With the starting pitching market dwindling, Gavin Floyd could become a hot commodity.
Since becoming a full-time member of the White Sox starting rotation, Gavin Floyd has won at least 10 games every season. He has made at least 29 starts over that time and his ERA has topped out at 4.37, even though he plays in one of the best ballparks to hit in. He signed a team-friendly contract back in 2009, where he received $25 million over five years. He is entering the final year of that contract and will earn $9.5 million in 2013.
While Floyd has been a solid starter and isn't breaking the bank, he also has never fully reached his potential. In 2008, he was 17-8 with a 3.84 ERA over 206⅓ innings. He has never reached any of those marks since. He became what he is: A guy that will take the ball and give you some real good games, a few real bad ones and will keep you in the game most of the time. That is still a valuable asset that a lot of teams are overpaying for on the free agent market.
The White Sox have a pretty solid rotation right now. If all goes well, Jake Peavy, Chris Sale, John Danks, Floyd and Jose Quintana can be put up against most teams one through five. However, Peavy and Sale are still question marks as far as durability goes. Danks is coming off of an injury that saw him miss most of 2012 and Quintana had a great start and tailed off down the stretch. Hector Santiago and Dylan Axelrod are the next guys in line if anything should happen to the front five. All of that leaves Floyd as the most reliable guy in your rotation.
That being said, if there is an offer for something that will improve the club down the line, I think you have to move him. Anibal Sanchez just received $80 million over five seasons from the Tigers. He is a little bit younger than Floyd and has a little less wear and tear on his arm, but they aren't all that different. Floyd will probably cash in strong with a good season this year. I don't want the White Sox to be the team that pays for him going forward.
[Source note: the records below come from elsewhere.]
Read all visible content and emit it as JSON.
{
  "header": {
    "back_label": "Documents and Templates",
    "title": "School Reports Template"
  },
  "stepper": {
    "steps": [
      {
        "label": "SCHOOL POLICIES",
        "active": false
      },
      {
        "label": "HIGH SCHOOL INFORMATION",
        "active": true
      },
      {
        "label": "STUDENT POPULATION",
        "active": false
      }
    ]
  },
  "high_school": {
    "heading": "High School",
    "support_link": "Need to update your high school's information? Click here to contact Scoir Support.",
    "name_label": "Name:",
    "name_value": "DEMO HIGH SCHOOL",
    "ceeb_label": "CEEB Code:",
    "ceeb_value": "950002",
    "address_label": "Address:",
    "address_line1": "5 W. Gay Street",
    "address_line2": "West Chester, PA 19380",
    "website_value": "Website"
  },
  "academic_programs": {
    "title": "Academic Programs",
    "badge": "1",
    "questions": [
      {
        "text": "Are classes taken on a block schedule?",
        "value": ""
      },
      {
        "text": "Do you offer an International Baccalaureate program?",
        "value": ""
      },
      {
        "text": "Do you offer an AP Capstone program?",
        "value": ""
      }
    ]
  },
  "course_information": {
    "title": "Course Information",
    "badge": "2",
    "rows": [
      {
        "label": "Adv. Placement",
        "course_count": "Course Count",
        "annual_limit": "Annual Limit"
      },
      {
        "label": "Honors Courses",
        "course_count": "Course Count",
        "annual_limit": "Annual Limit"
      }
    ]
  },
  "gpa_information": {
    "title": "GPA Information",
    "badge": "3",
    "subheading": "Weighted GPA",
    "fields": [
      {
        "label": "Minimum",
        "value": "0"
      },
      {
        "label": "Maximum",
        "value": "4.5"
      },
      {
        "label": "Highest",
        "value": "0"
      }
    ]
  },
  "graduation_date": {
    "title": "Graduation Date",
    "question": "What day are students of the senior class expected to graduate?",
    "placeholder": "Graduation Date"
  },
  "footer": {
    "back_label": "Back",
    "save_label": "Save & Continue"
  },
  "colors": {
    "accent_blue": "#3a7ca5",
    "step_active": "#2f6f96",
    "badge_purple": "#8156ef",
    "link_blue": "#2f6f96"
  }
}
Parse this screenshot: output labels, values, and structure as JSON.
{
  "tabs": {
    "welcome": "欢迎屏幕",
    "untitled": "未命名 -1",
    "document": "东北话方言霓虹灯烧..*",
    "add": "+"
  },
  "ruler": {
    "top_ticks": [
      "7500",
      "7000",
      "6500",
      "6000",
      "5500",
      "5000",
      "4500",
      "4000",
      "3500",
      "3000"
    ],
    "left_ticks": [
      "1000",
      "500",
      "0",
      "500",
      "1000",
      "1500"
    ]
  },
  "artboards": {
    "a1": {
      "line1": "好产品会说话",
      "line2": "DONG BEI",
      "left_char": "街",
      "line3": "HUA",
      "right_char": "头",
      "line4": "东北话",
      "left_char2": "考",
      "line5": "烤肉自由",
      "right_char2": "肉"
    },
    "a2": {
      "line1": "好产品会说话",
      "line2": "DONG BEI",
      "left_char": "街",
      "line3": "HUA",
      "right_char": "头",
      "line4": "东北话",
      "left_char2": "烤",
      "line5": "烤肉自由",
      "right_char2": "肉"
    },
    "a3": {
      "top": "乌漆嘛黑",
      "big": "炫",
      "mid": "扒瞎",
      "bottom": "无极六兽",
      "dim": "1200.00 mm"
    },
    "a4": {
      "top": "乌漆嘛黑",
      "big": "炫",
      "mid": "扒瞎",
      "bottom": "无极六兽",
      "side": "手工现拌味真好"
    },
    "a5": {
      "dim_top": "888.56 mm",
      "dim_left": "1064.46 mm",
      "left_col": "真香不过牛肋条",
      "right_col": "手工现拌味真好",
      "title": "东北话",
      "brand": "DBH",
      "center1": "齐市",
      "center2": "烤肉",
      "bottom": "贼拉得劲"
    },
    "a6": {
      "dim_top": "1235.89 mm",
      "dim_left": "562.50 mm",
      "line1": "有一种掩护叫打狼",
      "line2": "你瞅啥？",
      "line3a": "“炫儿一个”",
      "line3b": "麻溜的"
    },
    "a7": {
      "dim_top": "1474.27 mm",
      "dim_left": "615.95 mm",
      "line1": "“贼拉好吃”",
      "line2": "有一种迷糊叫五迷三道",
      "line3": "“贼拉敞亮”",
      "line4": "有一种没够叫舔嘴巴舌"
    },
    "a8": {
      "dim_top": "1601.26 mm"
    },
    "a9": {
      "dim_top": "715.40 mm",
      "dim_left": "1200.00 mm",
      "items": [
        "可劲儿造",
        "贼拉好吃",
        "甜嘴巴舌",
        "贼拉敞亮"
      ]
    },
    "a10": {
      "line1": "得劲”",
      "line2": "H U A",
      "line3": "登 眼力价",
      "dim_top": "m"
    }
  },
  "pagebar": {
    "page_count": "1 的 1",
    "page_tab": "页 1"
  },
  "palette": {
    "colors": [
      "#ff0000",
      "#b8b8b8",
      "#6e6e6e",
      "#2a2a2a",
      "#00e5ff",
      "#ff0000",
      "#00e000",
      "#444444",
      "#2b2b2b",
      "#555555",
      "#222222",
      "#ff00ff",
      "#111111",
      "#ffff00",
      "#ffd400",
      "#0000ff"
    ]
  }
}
So the smart move, in my opinion, would be to flip him. Get a bat. Get some prospects. You should be able to get something pretty decent for one season of Floyd. The Texas Rangers have to be a place that would be interested in Floyd. Maybe the Angels. How about the Blue Jays? A lot of teams are looking for pitching. There are still a couple of free agents in Kyle Lohse and Edwin Jackson but after that the pickings are slim.
There are also some free agent wild cards you could add to give the White Sox rotation some depth going forward. My personal preference would be to see if Edwin Jackson would take a deal in the $11-13 million range for a couple of seasons, but that is wishful thinking.
Marcum, 30, is 57-36 over his seven seasons with a 3.76 ERA. The Royals were the team linked to him the most this offseason but with them getting James Shields and Wade Davis that interest has tapered off. Marcum only threw 124 innings in 2012 and has had some issues staying healthy (he missed all of 2009), but he has been successful when on the mound. The White Sox keep guys on the mound better than most teams. Moving Floyd and signing Marcum wouldn't hurt the Sox and if all went well, could make them better. Especially when you factor in the return of Floyd.
Jurrjens, 26, was non-tendered earlier this off-season by the Atlanta Braves. He's had his own injury issues, as he only threw 48⅓ innings last year. However, Jurrjens was an all star in 2011, when he went 13-6 with a 2.96. In 2009, he was 14-10 with a 2.60. As a rookie in 2008, he was 13-10 with a 3.68. The guy has talent if he can remain healthy. I would think he'd be looking for a shorter term contract that would allow him to replenish some value and hit the market again in a year or two. I think he's a very good match for the White Sox.
Hernandez, 32, would be a bigger gamble than the other two. He had a great 2007, when he went 19-8 with a 3.06 ERA, but hasn't been nearly as successful since. He missed most of last season because of identity fraud in which it was found out that there really was no Frosty Corona and instead he was Roberto Hernandez. The year before he was 7-15 with a 5.25 ERA. He doesn't strike out a lot of guys, but is a master at getting ground balls (56.6% ground ball rate since 2008). This is a classic case of "Coop can fix 'em." The Rays were said to be nearing a deal with Hernandez, but it hasn't happened yet, so he is still out there.
With the options still available to replace Floyd in the rotation, I think you can move him, make a signing and let Herm Schneider and Don Cooper do what they are good at.